It is impossible to summarise the political change that swept through Scotland in the period between the independence referendum and the general election. Yes, it was unprecedented. Yes, it was seismic. And yes, it has delivered the biggest number of pro-independence MPs to Westminster since the romantic heydays of Irish nationalism.

All of that is true but it doesn’t come close to describing the change and impact it has already had on the media in Scotland. The 56 SNP MPs are not likely to be easily bought or duped. They were elected on a mandate to fight austerity, challenge everything and secure the best deals for Scotland and its people.

This is not a narrow mandate. It travels across all walks of life and the 56 will not watch a Charter renewal process from the sidelines. Nor, ­incidentally, will they participate in a carve-up of the BBC for purely ideological reasons.

The SNP is a party of social governance that believes in meaningful public funding. It is broadly in support of the licence fee as a mechanism for funding public service broadcasting. It just happens to think the licence fee has failed Scotland, and many people in civic society share its view.

Over the past two years, Scotland has seen the growth of virulent and very informed new media outlets.

Quietly, away from the gaze of London, these have shifted the register of public debate and driven an intelligent rationalism that has had no equivalent in my lifetime.

Three particular new entrants stand out: Bella Caledonia, Newsnet.scot and Common Space. All three provide a news service, but not one that is compliant with the institutional behaviours of our national broadcasters, nor confined to Scottish affairs.

Even more spectacularly, none of them has been launched by rich owners or government grants. Mainly, they use a variation on the subscription model, raising crowd-sourced funds through the website indiegogo.

Very few people in the Westminster media cloisters have heard of land reformer Andy Wightman, bank interrogator Ian Fraser or the human rights lawyer Andrew Tickell, who blogs as the Lallands Peat Worrier and offers his thousands of followers "cogitations from a cranachan cairn." But all three have taken their readers on journeys that are intelligent and audacious.

These three are just examples of a new Scottish intelligentsia, in which there is a widespread belief that public service television has failed Scotland.

Set against this institutional stasis, the new Scotland has been fired by the prospect of change, real change, across almost every walk of public life. This may not be good news for those that imagine Charter renewal will all be about subtle lobbying, fine words and some self-imposed cost control.  

Public service television regulation – the reserved business of Westminster – has systematically failed to listen to Scotland’s views over decades. By Scotland’s views, I do not mean the arcane arithmetic of indie production targets, but a wholesale reimagining of the role of public television in a digital age.

Since Scotland’s historic indie ref, I have kept a small list of comments I heard from senior broadcasters and regulators. Some are less risible than others. I was told often and complacently that the system was "the best in the world," that it was "too fragile an ecology" to be messed around with and that it was "much more complicated than people think."  

And, most disarmingly of all, that calling for change would be meaningless because the BBC, in particular, was incapable of change.
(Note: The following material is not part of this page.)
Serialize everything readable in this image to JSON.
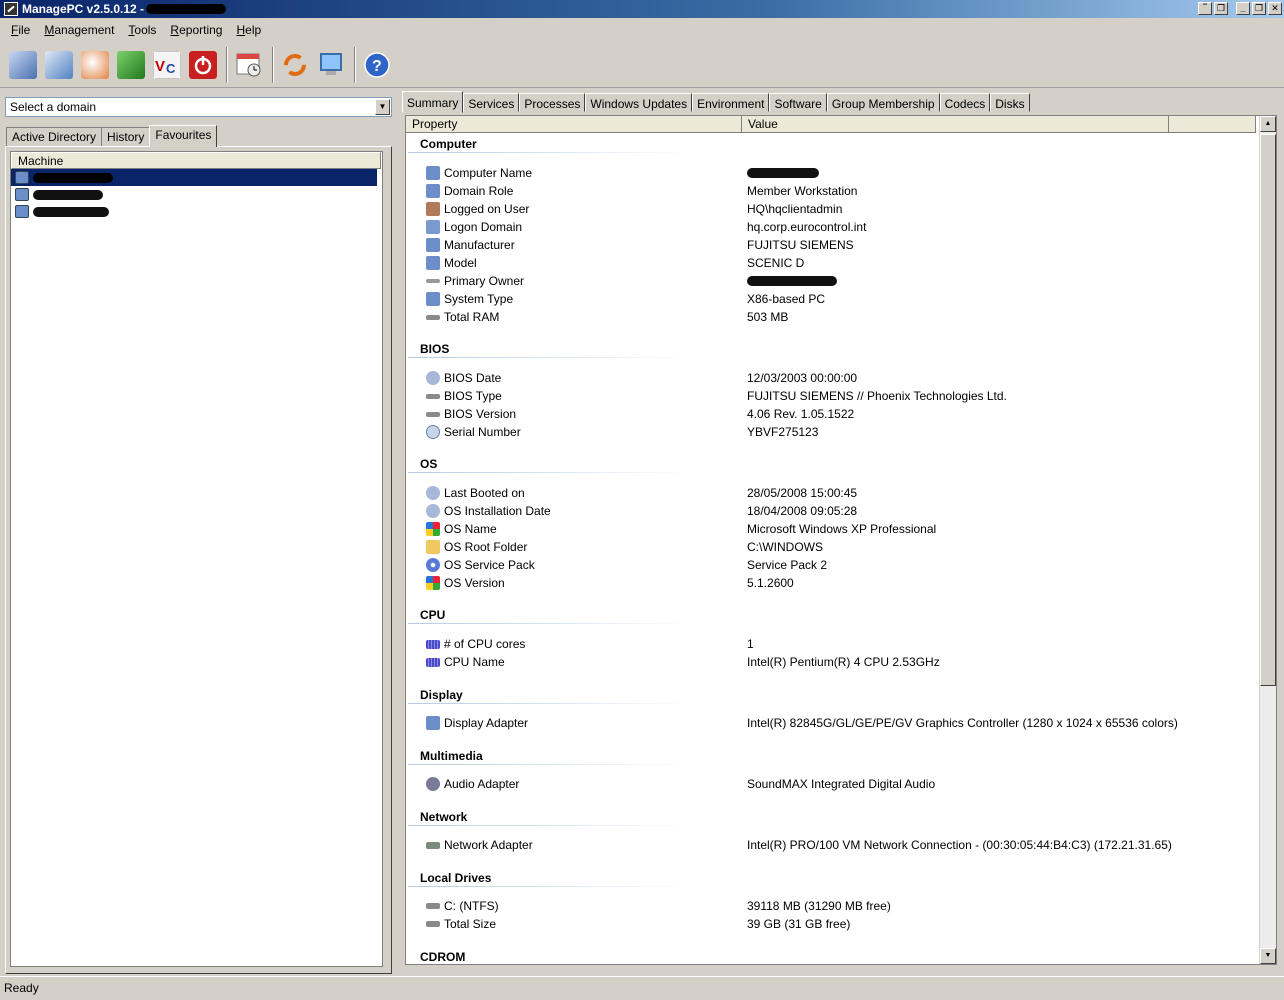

I cannot be certain, but seen from the perspective of the place I live in, those complacencies feel like the hand-wringing of a past era. There is only one certainty and that is change.

Stuart Cosgrove is a Glasgow-based writer and broadcaster.